Directions: Your answer should be an exact copy of every record.
*** Input records ***
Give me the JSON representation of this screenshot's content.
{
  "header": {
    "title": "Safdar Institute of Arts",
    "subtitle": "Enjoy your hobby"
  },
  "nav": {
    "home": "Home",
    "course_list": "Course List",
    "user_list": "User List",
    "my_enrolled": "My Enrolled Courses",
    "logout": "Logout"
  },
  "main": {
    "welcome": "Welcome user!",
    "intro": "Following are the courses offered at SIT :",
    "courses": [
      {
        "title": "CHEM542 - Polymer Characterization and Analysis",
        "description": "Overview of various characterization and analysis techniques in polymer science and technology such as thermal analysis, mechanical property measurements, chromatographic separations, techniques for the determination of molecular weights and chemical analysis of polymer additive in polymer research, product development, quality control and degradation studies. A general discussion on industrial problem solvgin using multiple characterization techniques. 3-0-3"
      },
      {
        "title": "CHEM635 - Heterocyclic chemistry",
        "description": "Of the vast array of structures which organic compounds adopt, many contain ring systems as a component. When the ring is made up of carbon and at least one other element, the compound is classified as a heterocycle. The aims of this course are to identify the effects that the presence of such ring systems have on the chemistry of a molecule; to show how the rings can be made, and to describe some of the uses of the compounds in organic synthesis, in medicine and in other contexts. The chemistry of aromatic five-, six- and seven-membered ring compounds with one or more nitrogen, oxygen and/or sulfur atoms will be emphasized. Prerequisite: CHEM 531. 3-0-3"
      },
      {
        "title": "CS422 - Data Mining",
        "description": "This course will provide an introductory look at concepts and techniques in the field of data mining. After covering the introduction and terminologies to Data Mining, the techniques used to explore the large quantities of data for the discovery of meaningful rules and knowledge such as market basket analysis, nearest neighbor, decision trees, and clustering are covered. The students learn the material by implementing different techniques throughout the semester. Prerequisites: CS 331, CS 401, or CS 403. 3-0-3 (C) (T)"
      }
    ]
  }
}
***
Output for this exercise:
Give me the JSON representation of this screenshot's content.
{
  "header": {
    "title": "Safdar Institute of Arts",
    "subtitle": "Enjoy your hobby"
  },
  "nav": {
    "home": "Home",
    "course_list": "Course List",
    "user_list": "User List",
    "my_enrolled": "My Enrolled Courses",
    "logout": "Logout"
  },
  "main": {
    "welcome": "Welcome user!",
    "intro": "Following are the courses offered at SIT :",
    "courses": [
      {
        "title": "CHEM542 - Polymer Characterization and Analysis",
        "description": "Overview of various characterization and analysis techniques in polymer science and technology such as thermal analysis, mechanical property measurements, chromatographic separations, techniques for the determination of molecular weights and chemical analysis of polymer additive in polymer research, product development, quality control and degradation studies. A general discussion on industrial problem solvgin using multiple characterization techniques. 3-0-3"
      },
      {
        "title": "CHEM635 - Heterocyclic chemistry",
        "description": "Of the vast array of structures which organic compounds adopt, many contain ring systems as a component. When the ring is made up of carbon and at least one other element, the compound is classified as a heterocycle. The aims of this course are to identify the effects that the presence of such ring systems have on the chemistry of a molecule; to show how the rings can be made, and to describe some of the uses of the compounds in organic synthesis, in medicine and in other contexts. The chemistry of aromatic five-, six- and seven-membered ring compounds with one or more nitrogen, oxygen and/or sulfur atoms will be emphasized. Prerequisite: CHEM 531. 3-0-3"
      },
      {
        "title": "CS422 - Data Mining",
        "description": "This course will provide an introductory look at concepts and techniques in the field of data mining. After covering the introduction and terminologies to Data Mining, the techniques used to explore the large quantities of data for the discovery of meaningful rules and knowledge such as market basket analysis, nearest neighbor, decision trees, and clustering are covered. The students learn the material by implementing different techniques throughout the semester. Prerequisites: CS 331, CS 401, or CS 403. 3-0-3 (C) (T)"
      }
    ]
  }
}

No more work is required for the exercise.